Wednesday, August 26, 2009

Grad & MBA Orientation

My Goddess, you can't even begin to imagine all the wonderful young people on this campus! Two that I met and chatted with for a time stand out: Stephanie, a tall, slender African-American who has been working since she was 13. She's the first in her family to go to college and figured out the ropes on her own. She earned her B.A. at U.C. Berkeley, working the whole time to put herself through. Berkeley, she said, gave her more than an education; it taught her self-reliance. She's been working I.T. at a non-profit for several years and got laid off. She's starting her Masters in computer science and is hoping to be able to only go to school and not work for at least one semester. I hope she gets her wish - I know she'll do well.

The other stand out is a young man (yes, Mills accepts men but very few apply), who is a part of my cohort in the MBA program. He was raised in East Oakland and Richmond, CA. As he put it, "there were 12 of us on my street who started school as kids together. Today, 8 are dead, 2 are in jail, and the other is mentally retarded. Then there's me ..." He's working at an AIDS non-profit and will be pursuing his MBA concurrently. He wants to get his doctorate and become a professor, particularly so he can help young people of color. I have no doubt that he'll accomplish this and much more.

I tell these stories because I think the young people of today often get a really bad rap. I think they are smart, experienced, insightful, sensitive, aware, and brimming with an authentic desire for social change and good. I love them and I'm so grateful to be among them.

There's also a good proportion of mid-lifers like me in the program, probably 15%, which is reassuring (I'm not the only lunatic). I haven't had the chance to talk with all of them, but those I did chat with shared similar stories and goals; e.g., laid off, bored to tears with previous job, seeking growth through education, and looking for a change.

I want to mention that another part of my decision to return to grad school is in honor of the spirit of my friend, Willie Neiman. Willie and I earned our Anthropology Masters together and remained good friends over the years. We always talked about how we were going to go back to school one day (he was brilliant). He died of cancer last year at age 53. I'm sure he's hangin' on Mt. Olympus with Zeus thrusting lightening bolts, and traipsing off from time to time to help Thor wield his hammer. Willie's spirit keeps me strong and resolute in my decision. "Full throttle," Willie!

Back to Mills ... We're the first class in the new Lorry Lokey Graduate School of Business building and it's magnificent! It's super modern and green, with an incredible garden rooftop that you can see when on the second floor. We have plush chairs, state of the art technology, and that awesome newness everywhere.
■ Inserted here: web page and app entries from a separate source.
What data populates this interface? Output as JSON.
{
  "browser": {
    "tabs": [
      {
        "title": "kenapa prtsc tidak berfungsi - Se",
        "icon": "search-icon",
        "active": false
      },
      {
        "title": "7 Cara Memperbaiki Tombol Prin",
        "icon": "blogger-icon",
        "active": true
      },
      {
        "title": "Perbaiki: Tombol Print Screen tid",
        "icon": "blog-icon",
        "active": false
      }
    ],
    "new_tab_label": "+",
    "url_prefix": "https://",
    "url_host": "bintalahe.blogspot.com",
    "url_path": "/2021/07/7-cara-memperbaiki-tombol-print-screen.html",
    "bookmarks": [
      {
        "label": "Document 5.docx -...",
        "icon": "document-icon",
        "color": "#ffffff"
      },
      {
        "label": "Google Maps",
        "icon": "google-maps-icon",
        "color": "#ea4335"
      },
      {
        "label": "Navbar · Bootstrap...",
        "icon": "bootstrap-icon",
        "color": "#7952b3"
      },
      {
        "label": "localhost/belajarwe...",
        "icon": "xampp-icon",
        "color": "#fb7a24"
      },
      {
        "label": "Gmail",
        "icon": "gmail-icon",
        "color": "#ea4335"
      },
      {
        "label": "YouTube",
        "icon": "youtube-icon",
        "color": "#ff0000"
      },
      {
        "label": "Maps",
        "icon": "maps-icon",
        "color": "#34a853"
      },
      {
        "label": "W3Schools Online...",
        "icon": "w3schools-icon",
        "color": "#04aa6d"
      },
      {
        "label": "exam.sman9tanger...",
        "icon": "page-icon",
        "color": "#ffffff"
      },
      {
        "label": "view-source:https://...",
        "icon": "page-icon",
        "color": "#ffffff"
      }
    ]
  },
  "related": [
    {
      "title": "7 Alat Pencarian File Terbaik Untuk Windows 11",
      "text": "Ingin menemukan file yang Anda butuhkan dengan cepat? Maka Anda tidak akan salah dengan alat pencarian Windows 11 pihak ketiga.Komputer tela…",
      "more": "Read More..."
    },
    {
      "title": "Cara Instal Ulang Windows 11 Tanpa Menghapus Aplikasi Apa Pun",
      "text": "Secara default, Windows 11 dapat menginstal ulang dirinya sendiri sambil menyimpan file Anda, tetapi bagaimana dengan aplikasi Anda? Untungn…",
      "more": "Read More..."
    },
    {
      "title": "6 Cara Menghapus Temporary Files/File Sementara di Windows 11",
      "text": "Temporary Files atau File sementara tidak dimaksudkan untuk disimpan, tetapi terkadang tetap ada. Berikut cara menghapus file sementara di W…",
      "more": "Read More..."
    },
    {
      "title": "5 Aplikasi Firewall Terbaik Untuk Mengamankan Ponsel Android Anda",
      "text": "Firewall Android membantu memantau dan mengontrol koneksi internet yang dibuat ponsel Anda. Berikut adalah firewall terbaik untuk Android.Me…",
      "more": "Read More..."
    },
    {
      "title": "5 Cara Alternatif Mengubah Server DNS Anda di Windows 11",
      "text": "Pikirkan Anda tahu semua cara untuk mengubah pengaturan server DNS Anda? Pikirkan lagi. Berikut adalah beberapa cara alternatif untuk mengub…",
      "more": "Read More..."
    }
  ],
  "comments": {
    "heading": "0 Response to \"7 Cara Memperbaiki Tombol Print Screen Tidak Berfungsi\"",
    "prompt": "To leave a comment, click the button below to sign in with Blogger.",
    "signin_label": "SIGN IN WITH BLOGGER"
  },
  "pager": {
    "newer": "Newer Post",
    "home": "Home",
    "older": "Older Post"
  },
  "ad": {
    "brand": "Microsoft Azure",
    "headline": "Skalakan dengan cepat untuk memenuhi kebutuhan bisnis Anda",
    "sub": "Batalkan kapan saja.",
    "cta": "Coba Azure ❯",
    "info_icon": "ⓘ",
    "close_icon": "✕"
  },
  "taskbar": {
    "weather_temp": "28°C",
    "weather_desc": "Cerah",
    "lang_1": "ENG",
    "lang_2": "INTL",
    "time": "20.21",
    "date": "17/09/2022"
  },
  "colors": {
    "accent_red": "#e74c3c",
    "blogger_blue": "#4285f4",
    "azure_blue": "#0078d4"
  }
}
It feels like a fine place to be spending my time! I have my first class tomorrow - Negotiations. Can't wait!

Thursday, August 13, 2009

Why, OH why would I do such a thing?

Crazy, courageous, ridiculous, delusional, brilliant or all of the above? These, and many more such thoughts, have bounced and bounded around my brain since deciding to earn my MBA at the age of 50. So, here’s my story:

I’ve been employed as a managing editor for the past 17 years, nearly 13 of which have been with the same company. My job has been that of a content editor for an enormous history, social science, humanities curricula called the Paragon Curriculum®, which is implemented in Mosaica Education, Inc. schools around the nation (it’s a proprietary program). My job has been very gratifying— I’ve learned so much and have worked with wonderful people. But, the curriculum is done, finished, complete— nearly 40,000 pages— and I’ve been laid off.

So, I’m at a crossroad. I’ve thought deeply and earnestly about what I want and going back and working at what I’ve been doing just isn’t resonating. I went through a serious health challenge a few years back, which is still affecting me. I have an acoustic neuroma, which is a type of a benign brain tumor. I’ll write more about it another time, but for now it is suffice to say that working at a computer for 8 – 10 hours a day, five days a week, which is required of my job, is way too challenging. I want a change and I feel it is in my best interest to seek a change, so I started considering graduate school.

I already have a Masters degree in Anthropology, which has served me very well. Yet, it’s been a long held dream to create my own business. It’s been fascinating to witness the growth of Mosaica Education, Inc. and, as the first employee hired, I’ve experienced the ups and downs of a start-up company. While I want to form my own business, I seriously lack so many of the skills necessary to do so—accounting, finance, marketing, advertising, and so on. When one earns a degree in the social sciences like I did, one does not even dabble in these disciplines. So, I decided that a MBA would be a great choice!

I’m enrolled at Mills College in Oakland, CA and classes begin on August 26th. Please come with me as I chronicle my journey of earning a MBA @ 50!